Daddy Yankee is officially retiring from music.
The 45-year-old Puerto Rican rapper, singer and songwriter, known as the “King of Reggaetón,” will culminate his musical run with Legendaddy, his first new studio album in 10 years, and a world tour.
Daddy Yankee had hinted at retirement and a last album and tour during an interview at Billboard’s Latin Music Week last year, but had yet to make an official announcement.
“Today, I’m announcing my retirement from music by giving you my best production and my best concert tour,” Daddy Yankee said in a statement in a press release issued on Sunday, March 20. “I will say goodbye celebrating these 32 years of experience with this new collector’s item, the album Legendaddy. I’m going to give you all the styles that have defined me, in one single album.”
Daddy Yankee’s Legendaddy will be released on May 24 at 8:00 pm ET.
His La Última Vuelta World Tour, a five-month trek, is set to kick off on August 10 in Portland, Oregon and run through December. Pre-sale tickets will go on sale on March 25, with a general public sale to follow on March 30. A full set of current tour dates is available on his official website.
Daddy Yankee has had six No. 1s on the Top Latin Albums chart, starting with 2004’s Barrio Fino, the first-ever reggaetón album to hit that spot. As of March 2022, he’s seen 76 entries on Latin Airplay and 86 on Hot Latin Songs, including the record-shattering “Despacito” alongside Luis Fonsi.
“I like to say I took the bullets,” he told Billboard in 2021 of bringing reggaetón to the mainstream music market. “I wanted people to understand my essence, where I come from, what I represent. But at the same time, I wanted to take my culture to the very top. I can’t tell you there was a formula. Reggaetón was initially only known on the East Coast. When I released Barrio Fino, the West Coast didn’t get it. I’d go to Los Angeles or Mexico and people knew Daddy Yankee, but they didn’t know what reggaetón was. I had to take the culture with me everywhere so it became permanent instead of fizzling out like other genres where artists simply promote themselves.
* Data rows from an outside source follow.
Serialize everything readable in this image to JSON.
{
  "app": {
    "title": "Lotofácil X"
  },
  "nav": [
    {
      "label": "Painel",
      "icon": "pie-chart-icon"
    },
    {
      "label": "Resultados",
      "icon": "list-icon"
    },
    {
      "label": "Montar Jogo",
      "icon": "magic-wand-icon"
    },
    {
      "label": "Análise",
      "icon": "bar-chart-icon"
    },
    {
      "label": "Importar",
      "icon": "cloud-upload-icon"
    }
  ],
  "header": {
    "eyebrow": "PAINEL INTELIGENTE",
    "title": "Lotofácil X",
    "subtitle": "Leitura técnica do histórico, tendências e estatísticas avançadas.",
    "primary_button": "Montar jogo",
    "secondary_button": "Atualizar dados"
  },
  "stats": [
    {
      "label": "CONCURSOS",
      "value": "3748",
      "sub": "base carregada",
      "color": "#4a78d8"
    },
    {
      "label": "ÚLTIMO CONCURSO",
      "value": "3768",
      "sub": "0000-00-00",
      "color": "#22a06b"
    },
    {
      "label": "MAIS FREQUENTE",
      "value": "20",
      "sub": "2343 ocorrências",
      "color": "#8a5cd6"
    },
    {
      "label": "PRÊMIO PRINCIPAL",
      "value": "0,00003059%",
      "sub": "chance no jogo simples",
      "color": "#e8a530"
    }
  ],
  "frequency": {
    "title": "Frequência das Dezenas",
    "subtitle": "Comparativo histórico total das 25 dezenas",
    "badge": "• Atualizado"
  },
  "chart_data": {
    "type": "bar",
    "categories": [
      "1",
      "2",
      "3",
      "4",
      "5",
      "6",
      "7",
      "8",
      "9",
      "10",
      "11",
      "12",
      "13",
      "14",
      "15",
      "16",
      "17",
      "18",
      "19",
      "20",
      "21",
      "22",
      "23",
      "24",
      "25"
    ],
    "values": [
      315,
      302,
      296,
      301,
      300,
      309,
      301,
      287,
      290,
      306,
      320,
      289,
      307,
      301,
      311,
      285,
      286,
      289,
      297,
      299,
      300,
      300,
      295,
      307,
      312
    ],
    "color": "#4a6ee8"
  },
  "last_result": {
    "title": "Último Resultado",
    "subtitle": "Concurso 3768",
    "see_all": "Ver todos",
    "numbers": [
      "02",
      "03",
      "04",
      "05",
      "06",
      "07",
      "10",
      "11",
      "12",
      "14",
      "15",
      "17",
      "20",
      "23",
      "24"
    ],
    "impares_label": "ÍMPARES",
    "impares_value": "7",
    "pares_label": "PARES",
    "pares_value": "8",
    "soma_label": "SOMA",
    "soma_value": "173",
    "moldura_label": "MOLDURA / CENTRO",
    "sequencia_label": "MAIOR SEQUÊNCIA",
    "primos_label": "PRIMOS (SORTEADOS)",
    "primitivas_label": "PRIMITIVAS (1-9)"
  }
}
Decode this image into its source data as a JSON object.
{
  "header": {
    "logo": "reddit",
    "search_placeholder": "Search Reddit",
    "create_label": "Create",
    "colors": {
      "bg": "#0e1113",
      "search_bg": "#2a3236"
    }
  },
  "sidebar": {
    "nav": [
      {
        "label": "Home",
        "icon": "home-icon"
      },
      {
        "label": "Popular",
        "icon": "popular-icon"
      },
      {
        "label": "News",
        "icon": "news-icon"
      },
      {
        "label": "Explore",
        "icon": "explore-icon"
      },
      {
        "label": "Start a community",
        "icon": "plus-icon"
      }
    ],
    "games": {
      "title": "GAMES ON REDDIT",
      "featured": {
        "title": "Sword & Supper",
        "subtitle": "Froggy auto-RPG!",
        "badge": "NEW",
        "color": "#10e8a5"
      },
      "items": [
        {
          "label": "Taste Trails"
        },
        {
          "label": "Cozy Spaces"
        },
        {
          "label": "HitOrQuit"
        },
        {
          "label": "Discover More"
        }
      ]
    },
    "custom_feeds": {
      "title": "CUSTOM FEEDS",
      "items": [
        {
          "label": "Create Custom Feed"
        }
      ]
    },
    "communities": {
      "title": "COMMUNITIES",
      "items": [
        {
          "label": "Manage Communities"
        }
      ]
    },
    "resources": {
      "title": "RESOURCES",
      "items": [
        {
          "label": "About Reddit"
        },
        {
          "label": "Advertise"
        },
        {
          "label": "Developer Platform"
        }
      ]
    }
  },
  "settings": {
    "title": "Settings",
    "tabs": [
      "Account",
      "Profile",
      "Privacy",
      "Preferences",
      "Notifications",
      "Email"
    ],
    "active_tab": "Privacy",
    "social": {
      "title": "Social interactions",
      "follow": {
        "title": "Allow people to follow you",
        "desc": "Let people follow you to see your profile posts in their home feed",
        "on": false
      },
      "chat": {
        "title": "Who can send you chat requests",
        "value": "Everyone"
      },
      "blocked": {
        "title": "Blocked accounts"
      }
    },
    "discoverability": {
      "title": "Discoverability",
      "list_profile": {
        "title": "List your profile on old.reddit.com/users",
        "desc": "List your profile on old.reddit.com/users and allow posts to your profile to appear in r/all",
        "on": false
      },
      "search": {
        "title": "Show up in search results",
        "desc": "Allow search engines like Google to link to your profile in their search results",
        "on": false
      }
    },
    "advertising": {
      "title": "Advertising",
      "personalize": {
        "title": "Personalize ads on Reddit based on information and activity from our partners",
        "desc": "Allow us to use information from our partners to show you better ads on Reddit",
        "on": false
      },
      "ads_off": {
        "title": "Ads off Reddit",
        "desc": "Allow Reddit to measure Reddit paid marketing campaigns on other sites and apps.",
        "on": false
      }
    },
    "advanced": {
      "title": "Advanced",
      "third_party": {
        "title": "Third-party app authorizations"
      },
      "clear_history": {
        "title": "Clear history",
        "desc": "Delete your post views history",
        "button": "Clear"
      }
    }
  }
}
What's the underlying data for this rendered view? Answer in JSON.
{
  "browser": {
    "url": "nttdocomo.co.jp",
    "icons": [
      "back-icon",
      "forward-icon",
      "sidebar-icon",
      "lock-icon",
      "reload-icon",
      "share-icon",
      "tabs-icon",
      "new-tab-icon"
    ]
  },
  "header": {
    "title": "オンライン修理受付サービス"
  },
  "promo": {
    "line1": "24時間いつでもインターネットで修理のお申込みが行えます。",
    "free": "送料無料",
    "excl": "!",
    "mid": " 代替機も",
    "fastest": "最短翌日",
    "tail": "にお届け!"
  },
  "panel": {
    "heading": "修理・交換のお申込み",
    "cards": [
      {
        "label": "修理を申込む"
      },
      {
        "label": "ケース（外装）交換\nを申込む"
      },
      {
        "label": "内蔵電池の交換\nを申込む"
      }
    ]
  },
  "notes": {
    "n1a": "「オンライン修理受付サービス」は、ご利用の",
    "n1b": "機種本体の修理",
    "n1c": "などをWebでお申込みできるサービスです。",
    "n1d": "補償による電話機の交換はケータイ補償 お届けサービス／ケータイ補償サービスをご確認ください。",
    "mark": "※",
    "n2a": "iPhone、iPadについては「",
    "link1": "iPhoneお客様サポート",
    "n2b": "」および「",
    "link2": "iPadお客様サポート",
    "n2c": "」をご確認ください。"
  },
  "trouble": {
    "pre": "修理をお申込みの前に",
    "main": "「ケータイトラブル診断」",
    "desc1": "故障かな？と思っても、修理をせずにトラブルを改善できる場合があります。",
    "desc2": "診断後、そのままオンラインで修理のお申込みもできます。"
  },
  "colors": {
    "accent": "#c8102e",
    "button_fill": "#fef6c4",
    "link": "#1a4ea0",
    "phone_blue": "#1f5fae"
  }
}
When I did promotion, I talked about all the artists in my album: ‘This is me. But this album also features Zion & Lennox, Plan B, Ivy Queen.’ I had to play their music and say, ‘This is them. This is reggaetón.’”